A fetal echocardiogram should be performed if recognized risk factors raise the likelihood of congenital heart disease beyond what would be expected for a low-risk screening population. Unfortunately, a high proportion of prenatally detectable cases of congenital heart disease occurs in patients without any risk factors or extra-cardiac anomalies49. Specific details of this specialized procedure are not within the scope of this article. Health-care practitioners, however, should be familiar with some of the reasons why patients could be referred for this comprehensive evaluation (Table 2)50. As an example, increased nuchal translucency of greater than 3.5 mm at 11–14 weeks' gestation, is an indication for a detailed cardiac evaluation even if this measurement subsequently falls into the normal range later in pregnancy51–54.

Table 2. Common indications for fetal echocardiography
Maternal indications
 Family historyFirst-degree relative of proband
 Pre-existing metabolic diseaseDiabetes
Phenylketonuria
 Maternal infectionsParvovirus B19
Rubella
Coxsackie
 Cardiac teratogen exposureRetinoids
Phenytoin
Carbamazepine
Lithium carbonate
Valproic acid
 Maternal antibodiesAnti-Ro (SSA)
Anti-La (SSB)
Fetal indications
 Suspected fetal heart anomaly
 Abnormal fetal karyotype
 Major extracardiac anomaly
 Abnormal nuchal translucency≥ 3.5 mm before 14 weeks' gestation
 Fetal cardiac rate or rhythm disturbancesPersistent bradycardia
Persistent tachycardia
Persistent irregular heart rhythm

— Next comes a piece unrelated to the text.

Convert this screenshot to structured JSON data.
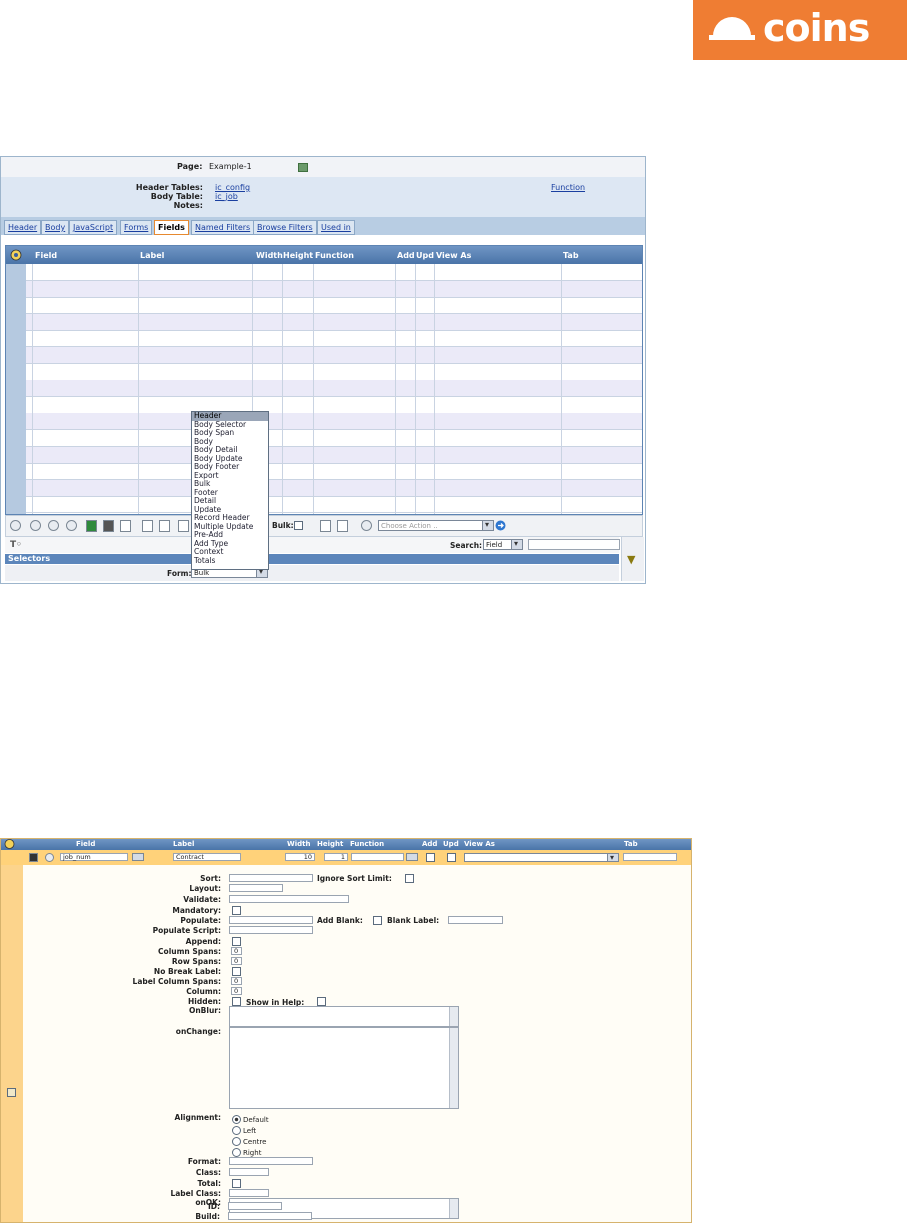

Fetal echocardiography should be performed by specialists who are familiar with the prenatal diagnosis of congenital heart disease. In addition to information provided by the basic screening examination, a detailed analysis of cardiac structure and function may further characterize visceroatrial situs, systemic and pulmonary venous connections, foramen ovale mechanism, atrioventricular connections, ventriculoarterial connections, great vessel relationships and sagittal views of the aortic and ductal arches.

Advanced sonographic techniques can be used to study the heart. For example, Doppler ultrasonography can measure blood flow velocity or identify abnormal flow patterns across valves and within heart chambers. M-mode echocardiography also offers an important method for analyzing cardiac dysrhythmias, suspected ventricular dysfunction, and abnormal wall thickness.

Acknowledgements

  1. Top of page
  2. Introduction
  3. General Considerations
  4. Basic Cardiac Examination
  5. Extended Basic Cardiac Examination
  6. Fetal Echocardiogram
  7. Acknowledgements
  8. References

These guidelines were developed under the auspices of the ISUOG Education Committee. Chair: Professor Sturla Eik-Nes, National Center for Fetal Medicine, Trondheim, Norway.

Appreciation is particularly extended to specialty consultants who contributed to this project:

Dr W. Lee, Task Force Chair

William Beaumont Hospital, Royal Oak, MI, USA

Dr J. S. Carvalho

Royal Brompton and St. George's Hospitals, London, UK

Professor R. Chaoui

Center for Prenatal Diagnosis and Human Genetics, Berlin, Germany

Dr J. Copel

Yale University School of Medicine, New Haven, CT, USA

Professor K. Hecher

University Medical Centre, Hamburg-Eppendorf, Germany

Professor D. Paladini

University Federico II, Naples, Italy

Copies of this document will be available at:http://www.isuog.org

ISUOG Secretariat

Unit 4, Blythe Mews

Blythe Road

London W14 0HW, UK

e-mail: info@isuog.org

References

  1. Top of page
  2. Introduction
  3. General Considerations
  4. Basic Cardiac Examination
  5. Extended Basic Cardiac Examination
  6. Fetal Echocardiogram
  7. Acknowledgements
  8. References